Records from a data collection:
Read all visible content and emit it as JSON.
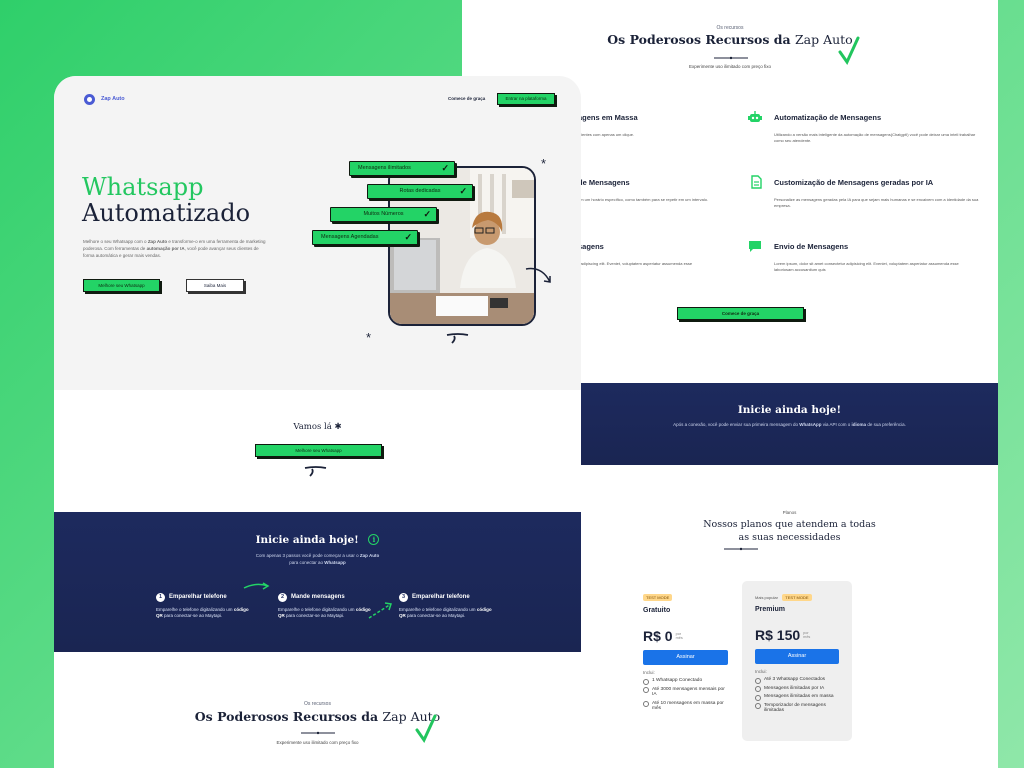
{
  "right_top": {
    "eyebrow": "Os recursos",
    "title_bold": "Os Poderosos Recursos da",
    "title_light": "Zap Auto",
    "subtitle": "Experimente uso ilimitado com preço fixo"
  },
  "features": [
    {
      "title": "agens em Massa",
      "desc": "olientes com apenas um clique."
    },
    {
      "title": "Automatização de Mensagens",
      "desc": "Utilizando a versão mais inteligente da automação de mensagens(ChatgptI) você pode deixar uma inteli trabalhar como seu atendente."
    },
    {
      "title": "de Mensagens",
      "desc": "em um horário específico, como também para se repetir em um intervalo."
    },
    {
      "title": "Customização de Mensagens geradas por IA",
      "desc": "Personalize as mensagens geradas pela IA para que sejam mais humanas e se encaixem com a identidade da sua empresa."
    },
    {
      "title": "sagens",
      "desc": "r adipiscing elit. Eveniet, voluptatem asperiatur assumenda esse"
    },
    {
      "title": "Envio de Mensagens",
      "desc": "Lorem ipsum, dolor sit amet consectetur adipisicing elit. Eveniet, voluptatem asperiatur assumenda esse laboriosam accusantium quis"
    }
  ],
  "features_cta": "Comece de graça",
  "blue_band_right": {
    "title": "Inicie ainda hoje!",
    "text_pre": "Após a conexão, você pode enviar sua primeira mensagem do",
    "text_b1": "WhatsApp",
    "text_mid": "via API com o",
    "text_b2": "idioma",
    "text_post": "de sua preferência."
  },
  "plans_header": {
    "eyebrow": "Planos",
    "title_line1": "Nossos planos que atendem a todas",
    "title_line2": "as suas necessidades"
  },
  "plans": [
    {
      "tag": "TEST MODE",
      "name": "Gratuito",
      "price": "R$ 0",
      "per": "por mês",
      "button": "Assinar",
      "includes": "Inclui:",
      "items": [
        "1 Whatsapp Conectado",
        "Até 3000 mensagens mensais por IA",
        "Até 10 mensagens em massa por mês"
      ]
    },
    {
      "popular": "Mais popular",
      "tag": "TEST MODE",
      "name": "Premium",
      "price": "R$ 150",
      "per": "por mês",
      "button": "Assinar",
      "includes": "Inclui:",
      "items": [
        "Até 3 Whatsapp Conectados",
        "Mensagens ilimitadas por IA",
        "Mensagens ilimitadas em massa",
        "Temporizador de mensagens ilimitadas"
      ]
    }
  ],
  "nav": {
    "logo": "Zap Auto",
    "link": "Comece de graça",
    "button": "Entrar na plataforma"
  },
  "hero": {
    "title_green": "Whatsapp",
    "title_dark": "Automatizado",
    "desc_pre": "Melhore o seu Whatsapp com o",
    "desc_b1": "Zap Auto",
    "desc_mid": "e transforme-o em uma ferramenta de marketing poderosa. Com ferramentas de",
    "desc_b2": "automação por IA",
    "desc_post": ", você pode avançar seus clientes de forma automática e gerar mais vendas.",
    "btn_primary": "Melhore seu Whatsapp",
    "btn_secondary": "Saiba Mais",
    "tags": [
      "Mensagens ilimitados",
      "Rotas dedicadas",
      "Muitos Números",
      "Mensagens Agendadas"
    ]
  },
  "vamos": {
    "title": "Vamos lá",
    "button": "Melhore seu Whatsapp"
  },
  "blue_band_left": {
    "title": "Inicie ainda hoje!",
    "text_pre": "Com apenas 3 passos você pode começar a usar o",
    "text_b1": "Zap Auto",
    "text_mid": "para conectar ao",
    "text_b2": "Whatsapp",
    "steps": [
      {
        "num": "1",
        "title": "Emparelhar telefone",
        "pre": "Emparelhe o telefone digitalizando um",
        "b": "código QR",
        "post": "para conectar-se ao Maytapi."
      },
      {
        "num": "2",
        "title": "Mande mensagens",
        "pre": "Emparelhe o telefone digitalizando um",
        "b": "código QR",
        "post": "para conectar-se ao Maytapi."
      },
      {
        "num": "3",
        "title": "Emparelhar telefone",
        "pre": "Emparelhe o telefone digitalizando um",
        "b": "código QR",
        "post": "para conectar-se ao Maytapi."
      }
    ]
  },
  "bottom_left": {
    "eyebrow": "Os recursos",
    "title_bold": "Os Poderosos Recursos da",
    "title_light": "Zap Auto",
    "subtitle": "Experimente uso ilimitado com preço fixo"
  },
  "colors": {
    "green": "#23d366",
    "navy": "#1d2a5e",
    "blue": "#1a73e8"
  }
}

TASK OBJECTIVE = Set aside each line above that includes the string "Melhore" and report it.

TASK RESULT =
    "desc_pre": "Melhore o seu Whatsapp com o",
    "btn_primary": "Melhore seu Whatsapp",
    "button": "Melhore seu Whatsapp"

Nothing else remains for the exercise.